Forsythia at Highland Park
Forsythia is a common sight in Rochester this time of year. While everything else is still bare, Forsythia seems to just glow with bright yellow flowers. Forsythia is a problem free shrub that is fast growing and can be planted almost anywhere and still be expected to bloom and prosper. The best bloom does come from being plant in full sun though. Forsythia works perfect as a large natural hedge since it can reach heights of 10 feet and grow just as wide. Their spring flowers are followed by green leaves that turn yellow in the fall. They can be pruned to keep a better form then the ‘bad-hair day’ look they sometime achieve over time. It’s best to tame them with the clippers right after they flower since they bloom on old wood. This way you won’t lose any of the wood that will flower next year by pruning to late in the season. They are also easily rejuvenated if you move into a house with an old neglected one. Prune out old wood (large, woody branches) at the base of the shrub. They will slowly sucker, sending up new branches. If you need to get drastic you can cut them all the way to the ground for rejuvenation, a practice known as coppicing.

Forsythia Spring Glory Flowers

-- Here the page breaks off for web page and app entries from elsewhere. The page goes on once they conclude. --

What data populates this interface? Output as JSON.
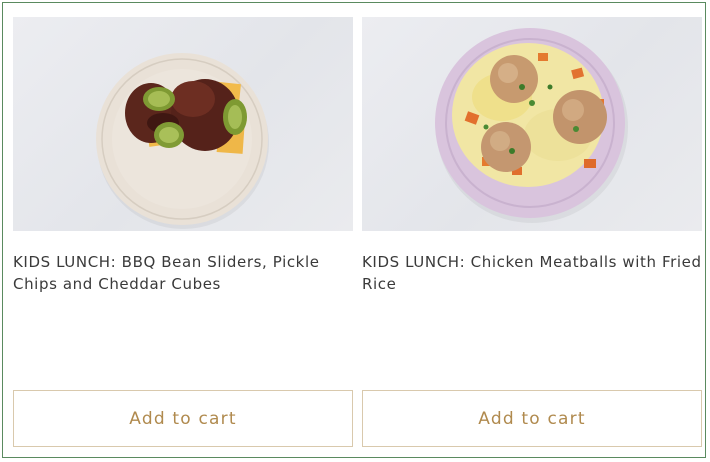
{
  "products": [
    {
      "title": "KIDS LUNCH: BBQ Bean Sliders, Pickle Chips and Cheddar Cubes",
      "button_label": "Add to cart"
    },
    {
      "title": "KIDS LUNCH: Chicken Meatballs with Fried Rice",
      "button_label": "Add to cart"
    }
  ],
  "colors": {
    "frame_border": "#5a8a5f",
    "button_border": "#d9c9ad",
    "button_text": "#b08a4e",
    "title_text": "#3a3a3a"
  }
}
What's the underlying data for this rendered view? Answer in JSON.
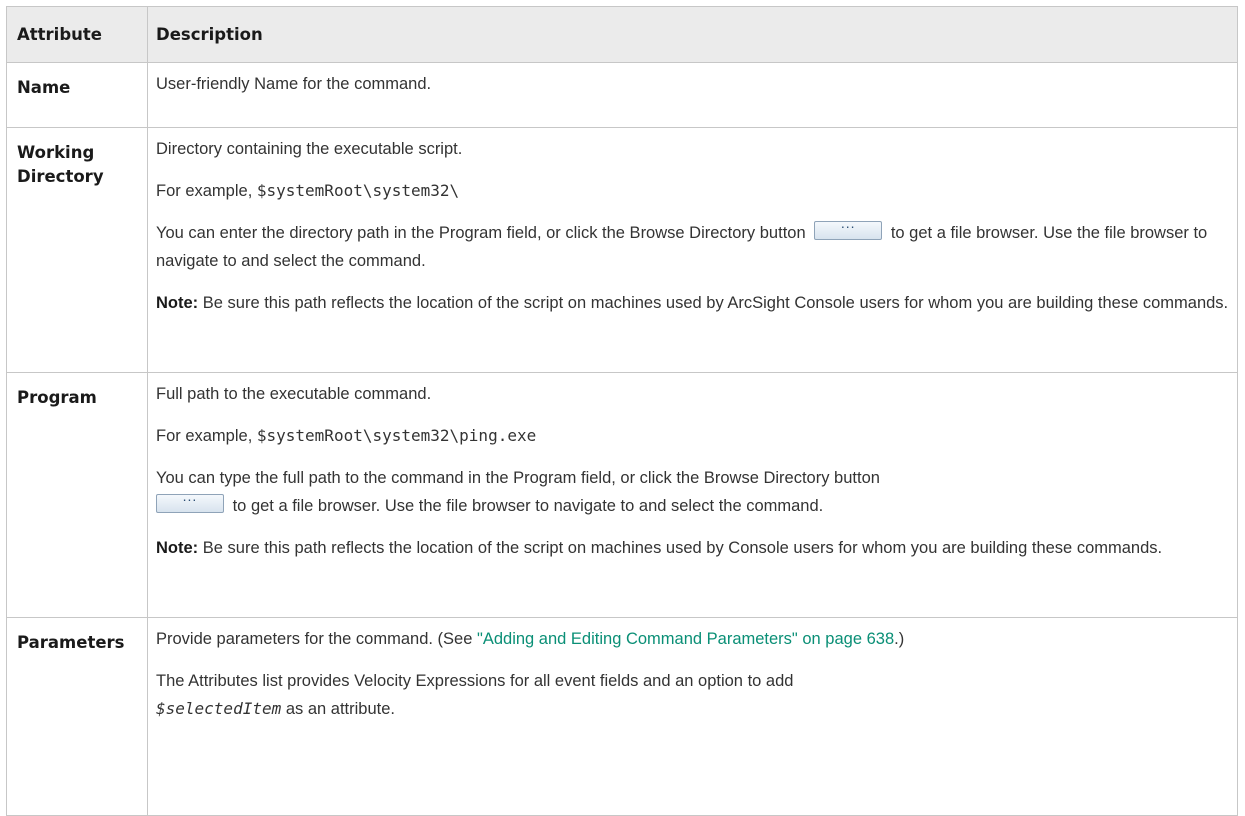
{
  "headers": {
    "attribute": "Attribute",
    "description": "Description"
  },
  "rows": {
    "name": {
      "attribute": "Name",
      "description": "User-friendly Name for the command."
    },
    "working_directory": {
      "attribute_line1": "Working",
      "attribute_line2": "Directory",
      "p1": "Directory containing the executable script.",
      "p2_prefix": "For example, ",
      "p2_code": "$systemRoot\\system32\\",
      "p3_before": "You can enter the directory path in the Program field, or click the Browse Directory button",
      "p3_after": "to get a file browser. Use the file browser to navigate to and select the command.",
      "button_label": "...",
      "note_label": "Note:",
      "note_text": " Be sure this path reflects the location of the script on machines used by ArcSight Console users for whom you are building these commands."
    },
    "program": {
      "attribute": "Program",
      "p1": "Full path to the executable command.",
      "p2_prefix": "For example, ",
      "p2_code": "$systemRoot\\system32\\ping.exe",
      "p3_before": "You can type the full path to the command in the Program field, or click the Browse Directory button",
      "p3_after": "to get a file browser. Use the file browser to navigate to and select the command.",
      "button_label": "...",
      "note_label": "Note:",
      "note_text": " Be sure this path reflects the location of the script on machines used by Console users for whom you are building these commands."
    },
    "parameters": {
      "attribute": "Parameters",
      "p1_before": "Provide parameters for the command. (See ",
      "p1_link": "\"Adding and Editing Command Parameters\" on page 638",
      "p1_after": ".)",
      "p2_before": "The Attributes list provides Velocity Expressions for all event fields and an option to add",
      "p2_code": "$selectedItem",
      "p2_after": " as an attribute."
    }
  },
  "colors": {
    "link": "#0a8f76",
    "header_bg": "#ebebeb",
    "border": "#c7c7c7"
  }
}
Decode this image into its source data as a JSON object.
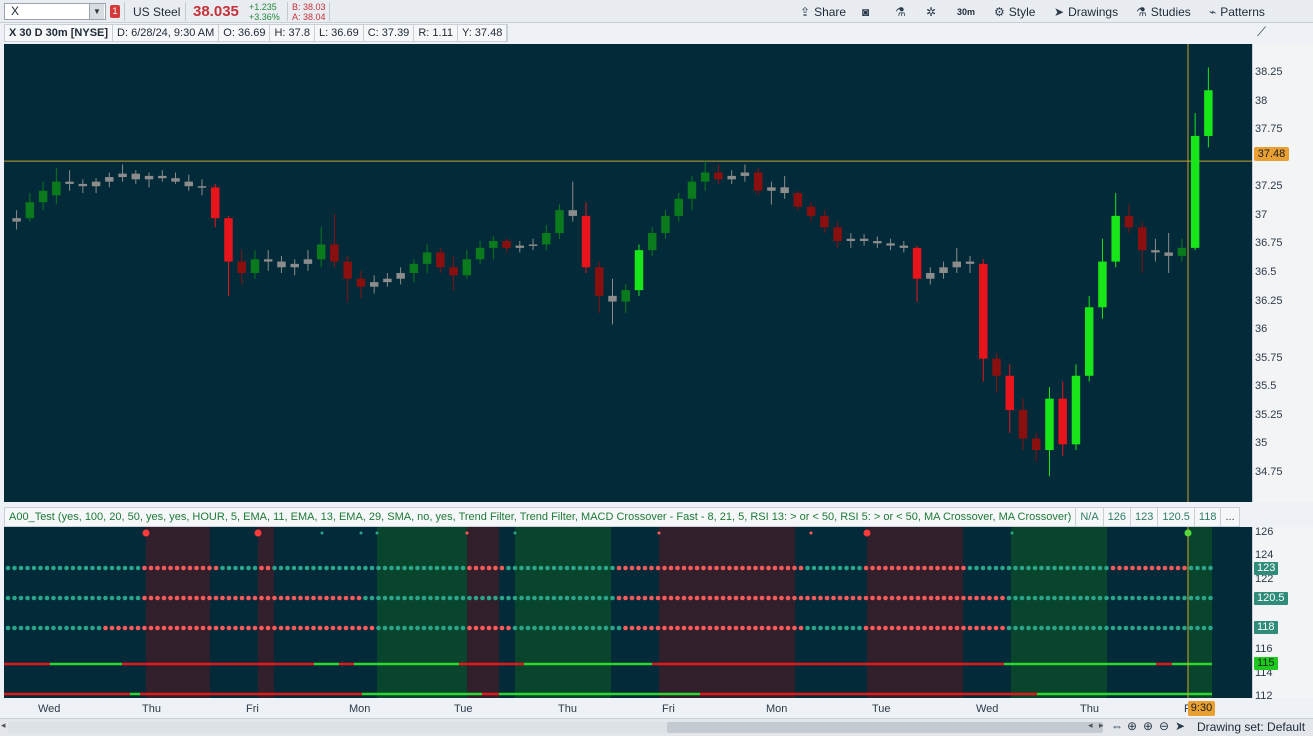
{
  "toolbar": {
    "symbol": "X",
    "alert_count": "1",
    "company": "US Steel",
    "last": "38.035",
    "net_change": "+1.235",
    "pct_change": "+3.36%",
    "bid": "B: 38.03",
    "ask": "A: 38.04",
    "share": "Share",
    "aggregation": "30m",
    "style": "Style",
    "drawings": "Drawings",
    "studies": "Studies",
    "patterns": "Patterns"
  },
  "infobar": {
    "desc": "X 30 D 30m [NYSE]",
    "date": "D: 6/28/24, 9:30 AM",
    "open": "O: 36.69",
    "high": "H: 37.8",
    "low": "L: 36.69",
    "close": "C: 37.39",
    "range": "R: 1.11",
    "y": "Y: 37.48"
  },
  "price_axis": {
    "ticks": [
      "38.25",
      "38",
      "37.75",
      "37.5",
      "37.25",
      "37",
      "36.75",
      "36.5",
      "36.25",
      "36",
      "35.75",
      "35.5",
      "35.25",
      "35",
      "34.75"
    ],
    "cursor_price": "37.48"
  },
  "study": {
    "title": "A00_Test (yes, 100, 20, 50, yes, yes, HOUR, 5, EMA, 11, EMA, 13, EMA, 29, SMA, no, yes, Trend Filter, Trend Filter, MACD Crossover - Fast - 8, 21, 5, RSI 13: > or < 50, RSI 5: > or < 50, MA Crossover, MA Crossover)",
    "values": [
      "N/A",
      "126",
      "123",
      "120.5",
      "118"
    ],
    "more": "...",
    "axis_ticks": [
      "126",
      "124",
      "122",
      "120",
      "118",
      "116",
      "114",
      "112"
    ],
    "level_tags": [
      "123",
      "120.5",
      "118",
      "115"
    ]
  },
  "time_axis": {
    "days": [
      "Wed",
      "Thu",
      "Fri",
      "Mon",
      "Tue",
      "Thu",
      "Fri",
      "Mon",
      "Tue",
      "Wed",
      "Thu",
      "F"
    ],
    "cursor_time": "9:30"
  },
  "bottombar": {
    "drawing_set": "Drawing set: Default"
  },
  "colors": {
    "chart_bg": "#032a38",
    "up_strong": "#19e619",
    "up_weak": "#0b7a1c",
    "down_strong": "#e8141c",
    "down_weak": "#8a1010",
    "neutral": "#8c8c8c",
    "crosshair": "#c8a02a",
    "dot_red": "#ff5a5a",
    "dot_teal": "#2aa58a"
  },
  "chart_data": {
    "type": "candlestick",
    "ylim": [
      34.6,
      38.4
    ],
    "ohlc": [
      [
        36.95,
        37.05,
        36.88,
        36.98
      ],
      [
        36.98,
        37.2,
        36.95,
        37.12
      ],
      [
        37.12,
        37.3,
        37.05,
        37.22
      ],
      [
        37.18,
        37.42,
        37.1,
        37.3
      ],
      [
        37.3,
        37.4,
        37.22,
        37.28
      ],
      [
        37.28,
        37.32,
        37.2,
        37.26
      ],
      [
        37.26,
        37.33,
        37.2,
        37.3
      ],
      [
        37.3,
        37.38,
        37.25,
        37.34
      ],
      [
        37.34,
        37.45,
        37.3,
        37.37
      ],
      [
        37.37,
        37.4,
        37.28,
        37.32
      ],
      [
        37.32,
        37.38,
        37.25,
        37.35
      ],
      [
        37.35,
        37.4,
        37.3,
        37.33
      ],
      [
        37.33,
        37.38,
        37.28,
        37.3
      ],
      [
        37.3,
        37.36,
        37.22,
        37.26
      ],
      [
        37.26,
        37.32,
        37.18,
        37.25
      ],
      [
        37.25,
        37.28,
        36.9,
        36.98
      ],
      [
        36.98,
        37.0,
        36.3,
        36.6
      ],
      [
        36.6,
        36.7,
        36.4,
        36.5
      ],
      [
        36.5,
        36.7,
        36.45,
        36.62
      ],
      [
        36.62,
        36.7,
        36.52,
        36.6
      ],
      [
        36.6,
        36.65,
        36.5,
        36.55
      ],
      [
        36.55,
        36.62,
        36.48,
        36.58
      ],
      [
        36.58,
        36.7,
        36.52,
        36.62
      ],
      [
        36.62,
        36.9,
        36.55,
        36.75
      ],
      [
        36.75,
        37.02,
        36.55,
        36.6
      ],
      [
        36.6,
        36.65,
        36.25,
        36.45
      ],
      [
        36.45,
        36.52,
        36.28,
        36.38
      ],
      [
        36.38,
        36.48,
        36.32,
        36.42
      ],
      [
        36.42,
        36.5,
        36.38,
        36.45
      ],
      [
        36.45,
        36.55,
        36.4,
        36.5
      ],
      [
        36.5,
        36.62,
        36.42,
        36.58
      ],
      [
        36.58,
        36.75,
        36.5,
        36.68
      ],
      [
        36.68,
        36.72,
        36.5,
        36.55
      ],
      [
        36.55,
        36.65,
        36.35,
        36.48
      ],
      [
        36.48,
        36.7,
        36.45,
        36.62
      ],
      [
        36.62,
        36.78,
        36.58,
        36.72
      ],
      [
        36.72,
        36.82,
        36.62,
        36.78
      ],
      [
        36.78,
        36.8,
        36.68,
        36.72
      ],
      [
        36.72,
        36.78,
        36.68,
        36.74
      ],
      [
        36.74,
        36.8,
        36.7,
        36.75
      ],
      [
        36.75,
        36.92,
        36.7,
        36.85
      ],
      [
        36.85,
        37.1,
        36.8,
        37.05
      ],
      [
        37.05,
        37.3,
        36.95,
        37.0
      ],
      [
        37.0,
        37.12,
        36.5,
        36.55
      ],
      [
        36.55,
        36.6,
        36.15,
        36.3
      ],
      [
        36.3,
        36.45,
        36.05,
        36.25
      ],
      [
        36.25,
        36.4,
        36.15,
        36.35
      ],
      [
        36.35,
        36.75,
        36.3,
        36.7
      ],
      [
        36.7,
        36.9,
        36.65,
        36.85
      ],
      [
        36.85,
        37.05,
        36.8,
        37.0
      ],
      [
        37.0,
        37.2,
        36.95,
        37.15
      ],
      [
        37.15,
        37.35,
        37.05,
        37.3
      ],
      [
        37.3,
        37.48,
        37.22,
        37.38
      ],
      [
        37.38,
        37.45,
        37.28,
        37.32
      ],
      [
        37.32,
        37.4,
        37.28,
        37.35
      ],
      [
        37.35,
        37.45,
        37.3,
        37.38
      ],
      [
        37.38,
        37.42,
        37.18,
        37.22
      ],
      [
        37.22,
        37.3,
        37.1,
        37.25
      ],
      [
        37.25,
        37.35,
        37.15,
        37.2
      ],
      [
        37.2,
        37.22,
        37.05,
        37.08
      ],
      [
        37.08,
        37.12,
        36.95,
        37.0
      ],
      [
        37.0,
        37.05,
        36.85,
        36.9
      ],
      [
        36.9,
        36.95,
        36.72,
        36.78
      ],
      [
        36.78,
        36.85,
        36.72,
        36.8
      ],
      [
        36.8,
        36.84,
        36.74,
        36.78
      ],
      [
        36.78,
        36.82,
        36.72,
        36.76
      ],
      [
        36.76,
        36.8,
        36.7,
        36.74
      ],
      [
        36.74,
        36.78,
        36.68,
        36.72
      ],
      [
        36.72,
        36.74,
        36.25,
        36.45
      ],
      [
        36.45,
        36.55,
        36.4,
        36.5
      ],
      [
        36.5,
        36.6,
        36.45,
        36.55
      ],
      [
        36.55,
        36.72,
        36.5,
        36.6
      ],
      [
        36.6,
        36.65,
        36.5,
        36.58
      ],
      [
        36.58,
        36.62,
        35.55,
        35.75
      ],
      [
        35.75,
        35.8,
        35.45,
        35.6
      ],
      [
        35.6,
        35.7,
        35.1,
        35.3
      ],
      [
        35.3,
        35.4,
        34.95,
        35.05
      ],
      [
        35.05,
        35.1,
        34.85,
        34.95
      ],
      [
        34.95,
        35.5,
        34.72,
        35.4
      ],
      [
        35.4,
        35.55,
        34.9,
        35.0
      ],
      [
        35.0,
        35.7,
        34.95,
        35.6
      ],
      [
        35.6,
        36.3,
        35.55,
        36.2
      ],
      [
        36.2,
        36.8,
        36.1,
        36.6
      ],
      [
        36.6,
        37.2,
        36.55,
        37.0
      ],
      [
        37.0,
        37.1,
        36.85,
        36.9
      ],
      [
        36.9,
        36.95,
        36.5,
        36.7
      ],
      [
        36.7,
        36.8,
        36.6,
        36.68
      ],
      [
        36.68,
        36.85,
        36.5,
        36.65
      ],
      [
        36.65,
        36.8,
        36.6,
        36.72
      ],
      [
        36.72,
        37.9,
        36.7,
        37.7
      ],
      [
        37.7,
        38.3,
        37.6,
        38.1
      ]
    ]
  }
}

While pruning for shape and rejuvenation is plausible for the Forsythia, trying to force it to stay smaller than it wants to leaves you with a distasteful sight in the landscape. They are not meant to be used as a small boxed formal shrub or hedge. They would at least like to get to heights of 7-8 feet and 4 feet wide. Make sure you prune at the proper time or you will get spotty, sparse flowering in spring. There are smaller cultivars that can be used as small ornamental shrubs in a foundation planting though. A typical cultivar you will see is ‘ Lynwood’ which reaches the usual 10 x 10’. ‘Spring Glory’ gets just as large yet blooms a little earlier then most cultivars. The flower petals seem a little more elongated too. A nice dwarf, compact grower reaching only 1 1/2’ by 5’ wide is Gold Tide™, great for foundation planting as it’s arching branches spread over the landscape quite attractively.

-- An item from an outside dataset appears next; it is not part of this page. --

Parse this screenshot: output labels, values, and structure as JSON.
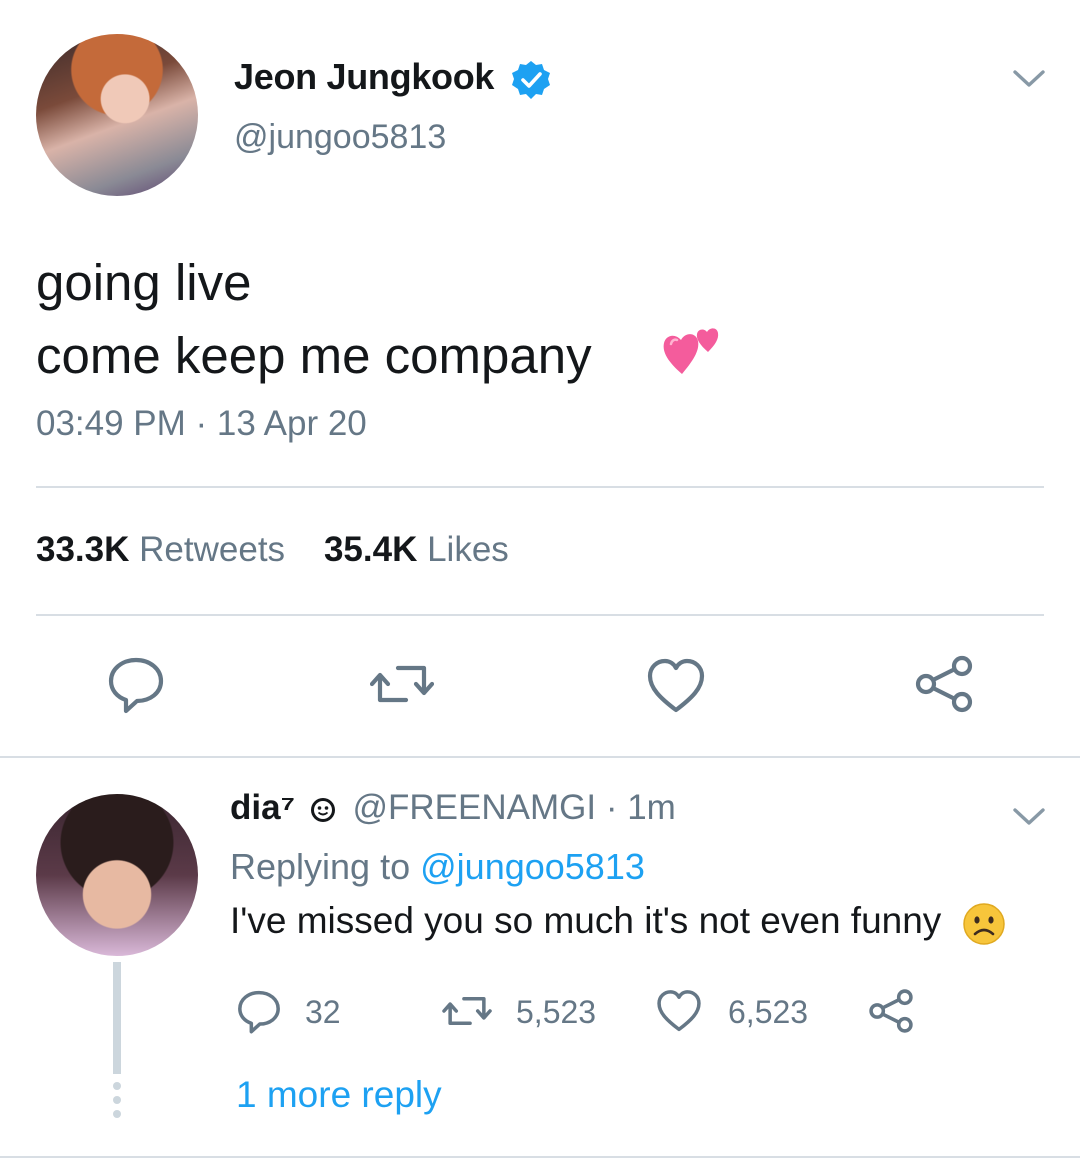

One of the best uses for Forsythia though is a cure for the winter blues. Early in the spring just as their flower buds begin to swell you can cut several stems and bring them in the house to force. Just place in a vase of water alone or mix with other cut flowers for an early spring bouquet, they will bloom right in the house. If everything is timed right they mix well with the cut stems of Pussy Willow and Daffodils. Then you have some bright flowers to enjoy inside when the outside world is still gray and drab and we’re all waiting until we can finally plant annuals!!